Former President Donald J. Trump has long taken credit for Mr. Kavanaugh’s confirmation, which was almost derailed over allegations by a California professor that Mr. Kavanaugh had sexually assaulted her during a high school gathering in the early 1980s.
Despite widespread concern over the claims — which were followed by other allegations of sexual misconduct, all of which Mr. Kavanaugh has consistently denied — Mr. Trump steadfastly backed the judge. He deployed Mr. McGahn to shepherd Mr. Kavanaugh through the unusually fraught confirmation, which culminated in a heated, daylong hearing in September of 2018.
Both Christine Blasey Ford, the professor who said she was assaulted, and Mr. Kavanaugh were grilled by Senators on the Judiciary Committee.

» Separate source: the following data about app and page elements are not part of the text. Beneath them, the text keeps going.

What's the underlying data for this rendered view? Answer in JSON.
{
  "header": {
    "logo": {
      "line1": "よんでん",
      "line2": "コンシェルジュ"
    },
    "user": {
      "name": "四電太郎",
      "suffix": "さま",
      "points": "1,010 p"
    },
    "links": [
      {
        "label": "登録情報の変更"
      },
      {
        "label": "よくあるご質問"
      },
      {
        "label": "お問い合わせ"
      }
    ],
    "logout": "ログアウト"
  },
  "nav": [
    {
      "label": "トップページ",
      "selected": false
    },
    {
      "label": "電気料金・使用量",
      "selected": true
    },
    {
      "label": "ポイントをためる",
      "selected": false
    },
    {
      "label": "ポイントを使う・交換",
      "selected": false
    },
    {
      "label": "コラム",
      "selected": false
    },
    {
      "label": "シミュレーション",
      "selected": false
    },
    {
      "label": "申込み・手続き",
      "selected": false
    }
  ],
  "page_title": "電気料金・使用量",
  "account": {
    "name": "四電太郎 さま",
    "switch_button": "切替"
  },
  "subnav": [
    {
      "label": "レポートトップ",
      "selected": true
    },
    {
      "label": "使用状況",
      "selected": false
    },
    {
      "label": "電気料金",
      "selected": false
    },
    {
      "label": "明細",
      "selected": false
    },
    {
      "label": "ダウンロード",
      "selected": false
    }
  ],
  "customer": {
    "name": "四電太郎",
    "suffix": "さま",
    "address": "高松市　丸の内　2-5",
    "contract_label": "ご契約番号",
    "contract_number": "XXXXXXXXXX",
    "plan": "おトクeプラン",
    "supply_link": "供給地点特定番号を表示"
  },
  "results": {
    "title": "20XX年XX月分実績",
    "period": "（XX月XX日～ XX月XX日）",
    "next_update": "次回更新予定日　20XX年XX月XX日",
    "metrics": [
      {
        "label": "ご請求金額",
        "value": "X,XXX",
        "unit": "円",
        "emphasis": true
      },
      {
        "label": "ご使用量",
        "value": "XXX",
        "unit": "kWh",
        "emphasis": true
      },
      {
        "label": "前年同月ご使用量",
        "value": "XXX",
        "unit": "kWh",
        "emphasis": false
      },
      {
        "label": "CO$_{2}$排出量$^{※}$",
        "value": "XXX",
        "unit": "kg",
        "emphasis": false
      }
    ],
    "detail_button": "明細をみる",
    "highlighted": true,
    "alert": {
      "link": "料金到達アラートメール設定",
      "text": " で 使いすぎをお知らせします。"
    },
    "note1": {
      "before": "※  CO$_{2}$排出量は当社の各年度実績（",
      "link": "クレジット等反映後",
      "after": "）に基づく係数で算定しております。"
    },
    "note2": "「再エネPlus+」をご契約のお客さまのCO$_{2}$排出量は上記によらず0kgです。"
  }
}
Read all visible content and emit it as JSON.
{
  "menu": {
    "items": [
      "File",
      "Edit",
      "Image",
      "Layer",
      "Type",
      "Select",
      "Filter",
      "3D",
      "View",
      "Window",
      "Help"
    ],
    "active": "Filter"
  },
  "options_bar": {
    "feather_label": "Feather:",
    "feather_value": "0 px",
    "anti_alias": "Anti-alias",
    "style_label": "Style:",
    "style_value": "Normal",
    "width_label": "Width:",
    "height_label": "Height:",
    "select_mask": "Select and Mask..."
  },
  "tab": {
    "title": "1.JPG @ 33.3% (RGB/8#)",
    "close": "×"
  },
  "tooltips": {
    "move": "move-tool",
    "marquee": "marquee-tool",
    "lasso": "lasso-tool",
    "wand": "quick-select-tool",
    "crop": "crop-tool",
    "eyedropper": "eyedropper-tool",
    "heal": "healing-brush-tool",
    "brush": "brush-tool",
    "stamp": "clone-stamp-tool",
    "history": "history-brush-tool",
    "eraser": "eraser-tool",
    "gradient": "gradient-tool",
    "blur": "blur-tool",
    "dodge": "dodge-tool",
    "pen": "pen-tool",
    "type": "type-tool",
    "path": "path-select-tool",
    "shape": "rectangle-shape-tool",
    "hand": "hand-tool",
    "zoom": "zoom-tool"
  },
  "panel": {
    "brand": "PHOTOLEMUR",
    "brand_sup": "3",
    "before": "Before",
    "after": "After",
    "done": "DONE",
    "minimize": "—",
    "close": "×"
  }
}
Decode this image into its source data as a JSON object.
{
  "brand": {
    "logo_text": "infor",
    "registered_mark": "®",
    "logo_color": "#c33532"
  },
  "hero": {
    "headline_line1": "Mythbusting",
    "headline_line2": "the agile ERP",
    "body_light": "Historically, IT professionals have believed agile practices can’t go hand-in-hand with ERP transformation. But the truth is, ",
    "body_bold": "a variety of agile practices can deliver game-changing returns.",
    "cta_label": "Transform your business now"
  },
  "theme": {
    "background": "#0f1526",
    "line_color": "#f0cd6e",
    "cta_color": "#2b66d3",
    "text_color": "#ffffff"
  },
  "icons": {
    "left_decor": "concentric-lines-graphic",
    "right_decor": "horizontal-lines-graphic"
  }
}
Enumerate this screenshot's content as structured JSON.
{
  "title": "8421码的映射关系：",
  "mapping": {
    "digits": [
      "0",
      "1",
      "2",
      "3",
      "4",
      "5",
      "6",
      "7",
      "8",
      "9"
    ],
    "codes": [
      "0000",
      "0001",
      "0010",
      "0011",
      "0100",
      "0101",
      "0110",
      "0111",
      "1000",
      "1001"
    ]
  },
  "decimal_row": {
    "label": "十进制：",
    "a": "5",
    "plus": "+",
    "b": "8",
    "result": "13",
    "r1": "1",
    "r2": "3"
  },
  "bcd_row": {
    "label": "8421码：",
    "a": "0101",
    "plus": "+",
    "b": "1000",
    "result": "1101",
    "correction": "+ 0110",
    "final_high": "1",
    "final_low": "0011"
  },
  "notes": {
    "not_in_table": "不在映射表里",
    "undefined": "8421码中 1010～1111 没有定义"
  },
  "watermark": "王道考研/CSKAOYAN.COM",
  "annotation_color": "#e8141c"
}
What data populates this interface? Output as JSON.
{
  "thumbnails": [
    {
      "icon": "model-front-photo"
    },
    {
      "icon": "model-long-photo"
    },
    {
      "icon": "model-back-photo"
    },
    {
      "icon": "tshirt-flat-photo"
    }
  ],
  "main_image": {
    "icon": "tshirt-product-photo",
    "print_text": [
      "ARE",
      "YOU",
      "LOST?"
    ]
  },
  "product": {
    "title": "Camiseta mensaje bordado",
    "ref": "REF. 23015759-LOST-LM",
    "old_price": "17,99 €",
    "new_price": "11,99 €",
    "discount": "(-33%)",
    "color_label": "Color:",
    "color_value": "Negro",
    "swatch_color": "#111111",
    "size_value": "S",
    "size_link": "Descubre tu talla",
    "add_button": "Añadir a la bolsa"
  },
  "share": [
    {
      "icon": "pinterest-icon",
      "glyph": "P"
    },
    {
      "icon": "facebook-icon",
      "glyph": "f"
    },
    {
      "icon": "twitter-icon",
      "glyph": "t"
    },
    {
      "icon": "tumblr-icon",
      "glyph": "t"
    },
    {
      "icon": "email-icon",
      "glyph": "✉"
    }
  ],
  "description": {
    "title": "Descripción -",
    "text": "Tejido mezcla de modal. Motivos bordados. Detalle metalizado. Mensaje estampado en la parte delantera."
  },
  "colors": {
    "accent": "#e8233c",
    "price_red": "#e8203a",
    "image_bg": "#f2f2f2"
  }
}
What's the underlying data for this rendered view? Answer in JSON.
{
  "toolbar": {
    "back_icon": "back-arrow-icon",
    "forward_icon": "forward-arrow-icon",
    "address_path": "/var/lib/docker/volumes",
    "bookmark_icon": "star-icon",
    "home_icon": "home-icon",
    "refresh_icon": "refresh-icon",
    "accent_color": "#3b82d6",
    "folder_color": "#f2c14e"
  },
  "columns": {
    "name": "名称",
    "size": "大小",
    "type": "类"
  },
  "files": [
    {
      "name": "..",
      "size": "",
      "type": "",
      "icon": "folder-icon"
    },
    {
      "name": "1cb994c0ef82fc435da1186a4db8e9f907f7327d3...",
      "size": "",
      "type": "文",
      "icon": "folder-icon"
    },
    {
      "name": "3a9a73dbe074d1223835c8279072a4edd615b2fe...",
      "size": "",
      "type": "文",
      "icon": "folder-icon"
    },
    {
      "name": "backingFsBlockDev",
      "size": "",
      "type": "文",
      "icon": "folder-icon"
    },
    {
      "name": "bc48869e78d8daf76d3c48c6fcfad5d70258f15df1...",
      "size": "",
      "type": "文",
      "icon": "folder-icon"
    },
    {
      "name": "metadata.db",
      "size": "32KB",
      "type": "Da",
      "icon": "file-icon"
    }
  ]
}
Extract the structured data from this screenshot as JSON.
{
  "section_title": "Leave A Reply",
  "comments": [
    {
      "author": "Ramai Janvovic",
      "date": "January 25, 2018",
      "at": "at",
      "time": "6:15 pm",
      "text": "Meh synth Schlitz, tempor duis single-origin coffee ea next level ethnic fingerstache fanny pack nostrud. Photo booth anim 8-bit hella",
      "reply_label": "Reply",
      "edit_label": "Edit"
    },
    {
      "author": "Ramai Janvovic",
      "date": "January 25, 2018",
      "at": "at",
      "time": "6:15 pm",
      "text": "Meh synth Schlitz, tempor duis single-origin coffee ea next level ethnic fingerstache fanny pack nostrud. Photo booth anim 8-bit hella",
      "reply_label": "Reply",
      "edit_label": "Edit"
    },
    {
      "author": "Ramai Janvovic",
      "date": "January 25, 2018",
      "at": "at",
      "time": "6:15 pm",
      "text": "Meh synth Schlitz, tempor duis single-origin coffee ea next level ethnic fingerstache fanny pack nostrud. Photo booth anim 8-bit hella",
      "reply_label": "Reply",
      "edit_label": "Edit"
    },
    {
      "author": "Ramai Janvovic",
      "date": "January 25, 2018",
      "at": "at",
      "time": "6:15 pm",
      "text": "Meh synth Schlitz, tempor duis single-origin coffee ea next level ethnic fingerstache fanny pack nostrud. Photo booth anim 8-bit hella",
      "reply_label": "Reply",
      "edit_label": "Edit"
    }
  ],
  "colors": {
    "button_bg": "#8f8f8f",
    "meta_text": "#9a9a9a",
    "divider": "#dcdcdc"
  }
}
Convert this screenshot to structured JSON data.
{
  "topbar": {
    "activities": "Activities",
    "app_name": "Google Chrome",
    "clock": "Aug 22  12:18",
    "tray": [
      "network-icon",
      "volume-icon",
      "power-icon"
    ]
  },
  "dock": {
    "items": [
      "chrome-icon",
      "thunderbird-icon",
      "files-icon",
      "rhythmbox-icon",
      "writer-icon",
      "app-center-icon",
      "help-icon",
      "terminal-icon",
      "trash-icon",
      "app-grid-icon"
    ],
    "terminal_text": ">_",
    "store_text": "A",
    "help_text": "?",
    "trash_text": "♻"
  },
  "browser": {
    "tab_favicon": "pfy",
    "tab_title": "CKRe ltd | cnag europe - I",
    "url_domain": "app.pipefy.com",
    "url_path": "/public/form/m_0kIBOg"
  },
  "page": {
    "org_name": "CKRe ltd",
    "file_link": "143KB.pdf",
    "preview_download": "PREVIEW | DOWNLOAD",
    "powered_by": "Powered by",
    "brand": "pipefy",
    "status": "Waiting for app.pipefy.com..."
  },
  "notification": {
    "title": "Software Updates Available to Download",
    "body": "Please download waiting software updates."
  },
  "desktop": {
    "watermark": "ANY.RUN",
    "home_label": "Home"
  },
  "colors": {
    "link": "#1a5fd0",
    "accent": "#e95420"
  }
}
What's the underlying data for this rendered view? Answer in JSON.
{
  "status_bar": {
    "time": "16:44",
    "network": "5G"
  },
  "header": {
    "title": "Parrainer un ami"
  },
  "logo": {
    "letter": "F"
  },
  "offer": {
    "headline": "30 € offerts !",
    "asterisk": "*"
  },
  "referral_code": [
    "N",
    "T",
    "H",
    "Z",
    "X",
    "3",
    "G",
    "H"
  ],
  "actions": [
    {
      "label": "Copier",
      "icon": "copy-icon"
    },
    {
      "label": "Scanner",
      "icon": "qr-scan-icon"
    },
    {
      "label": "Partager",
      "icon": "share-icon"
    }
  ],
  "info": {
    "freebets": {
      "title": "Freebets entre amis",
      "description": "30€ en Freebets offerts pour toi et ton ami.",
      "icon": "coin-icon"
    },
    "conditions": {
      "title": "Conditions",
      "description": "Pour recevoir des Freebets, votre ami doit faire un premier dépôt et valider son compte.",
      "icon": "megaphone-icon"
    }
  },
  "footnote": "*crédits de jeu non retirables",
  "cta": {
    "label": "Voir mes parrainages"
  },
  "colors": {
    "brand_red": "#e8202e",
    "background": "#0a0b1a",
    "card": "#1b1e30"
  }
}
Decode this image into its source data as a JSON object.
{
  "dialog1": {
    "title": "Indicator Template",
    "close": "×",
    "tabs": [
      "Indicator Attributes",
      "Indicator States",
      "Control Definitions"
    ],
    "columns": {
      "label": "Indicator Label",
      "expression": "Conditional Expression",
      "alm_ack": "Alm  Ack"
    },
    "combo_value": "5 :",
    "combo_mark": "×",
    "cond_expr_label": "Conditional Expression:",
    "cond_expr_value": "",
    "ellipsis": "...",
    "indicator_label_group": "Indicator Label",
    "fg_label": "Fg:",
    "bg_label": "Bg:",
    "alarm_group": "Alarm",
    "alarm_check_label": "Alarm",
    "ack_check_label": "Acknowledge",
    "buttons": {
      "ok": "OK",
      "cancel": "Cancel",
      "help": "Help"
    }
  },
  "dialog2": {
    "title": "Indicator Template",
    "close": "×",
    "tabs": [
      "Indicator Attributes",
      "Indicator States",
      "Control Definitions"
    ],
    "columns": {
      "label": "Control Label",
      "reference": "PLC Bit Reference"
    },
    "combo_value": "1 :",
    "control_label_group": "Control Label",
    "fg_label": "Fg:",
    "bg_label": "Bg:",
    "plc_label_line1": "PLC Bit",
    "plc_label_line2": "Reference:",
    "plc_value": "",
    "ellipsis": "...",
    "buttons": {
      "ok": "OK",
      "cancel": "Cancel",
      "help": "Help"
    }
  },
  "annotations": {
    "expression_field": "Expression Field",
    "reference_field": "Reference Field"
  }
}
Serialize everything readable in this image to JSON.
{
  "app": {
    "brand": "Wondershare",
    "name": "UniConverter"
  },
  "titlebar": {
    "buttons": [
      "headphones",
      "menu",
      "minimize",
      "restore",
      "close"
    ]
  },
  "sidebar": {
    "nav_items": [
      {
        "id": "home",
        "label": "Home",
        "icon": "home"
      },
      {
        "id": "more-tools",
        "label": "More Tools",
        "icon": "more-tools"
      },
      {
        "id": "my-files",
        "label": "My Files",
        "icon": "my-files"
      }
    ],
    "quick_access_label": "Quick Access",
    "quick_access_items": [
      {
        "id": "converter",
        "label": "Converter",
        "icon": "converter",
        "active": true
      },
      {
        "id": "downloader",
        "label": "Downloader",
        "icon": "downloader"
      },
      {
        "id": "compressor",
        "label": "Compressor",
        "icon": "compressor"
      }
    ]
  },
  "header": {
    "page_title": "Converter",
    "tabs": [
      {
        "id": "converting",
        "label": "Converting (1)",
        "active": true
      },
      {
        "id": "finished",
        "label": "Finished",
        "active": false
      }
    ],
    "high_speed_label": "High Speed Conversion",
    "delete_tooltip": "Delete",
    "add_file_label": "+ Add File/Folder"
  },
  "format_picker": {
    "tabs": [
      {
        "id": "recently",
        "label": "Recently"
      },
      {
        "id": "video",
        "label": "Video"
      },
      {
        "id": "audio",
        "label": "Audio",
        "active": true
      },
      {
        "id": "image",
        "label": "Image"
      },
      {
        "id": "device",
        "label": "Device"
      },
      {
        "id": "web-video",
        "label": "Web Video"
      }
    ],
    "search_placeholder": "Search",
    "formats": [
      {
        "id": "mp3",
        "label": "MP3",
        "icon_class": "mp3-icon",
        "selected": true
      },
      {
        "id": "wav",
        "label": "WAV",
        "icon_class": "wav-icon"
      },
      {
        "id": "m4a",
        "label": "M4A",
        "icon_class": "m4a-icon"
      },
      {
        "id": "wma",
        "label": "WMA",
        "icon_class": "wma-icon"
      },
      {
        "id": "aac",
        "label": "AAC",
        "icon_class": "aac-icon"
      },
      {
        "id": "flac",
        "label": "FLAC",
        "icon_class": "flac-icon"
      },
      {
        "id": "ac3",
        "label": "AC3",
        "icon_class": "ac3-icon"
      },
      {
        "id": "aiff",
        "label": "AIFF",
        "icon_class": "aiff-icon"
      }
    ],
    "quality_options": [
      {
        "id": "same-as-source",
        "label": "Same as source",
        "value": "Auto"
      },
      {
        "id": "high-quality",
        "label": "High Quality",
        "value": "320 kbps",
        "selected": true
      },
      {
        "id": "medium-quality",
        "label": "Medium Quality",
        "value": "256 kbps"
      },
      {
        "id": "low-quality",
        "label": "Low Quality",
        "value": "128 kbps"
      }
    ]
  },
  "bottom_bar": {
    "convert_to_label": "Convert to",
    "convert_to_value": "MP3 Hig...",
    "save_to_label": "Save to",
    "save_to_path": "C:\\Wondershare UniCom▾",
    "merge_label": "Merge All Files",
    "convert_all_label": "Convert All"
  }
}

In a recent interview with the author Michael Wolff, Mr. Trump put his handling of Justice Kavanaugh into stark terms, asking “Where would he be without me? I saved his life.”
But in addition to offering shows of support, the Trump White House carefully controlled the investigations into Mr. Kavanaugh’s past. After Dr. Ford came forward, Mr. Trump’s staff tried to limit the number of people the F.B.I. interviewed as part of that probe. Only after an outcry from Democrats over the president’s approach did the administration say the agency could conduct a more open investigation.
Ultimately, 10 witnesses were interviewed by the F.B.I., according to the F.B.I.’s recent letter. Dr. Ford and Mr. Kavanaugh themselves were never interviewed by the F.B.I.
Senator Richard Blumenthal, Democrat of Connecticut, who signed Wednesday’s letter to the F.B.I., called the process “an injustice in fact orchestrated by the White House under Donald Trump, an injustice that frankly was a disservice to the F.B.I.”
Source: NYT > U.S. > Politics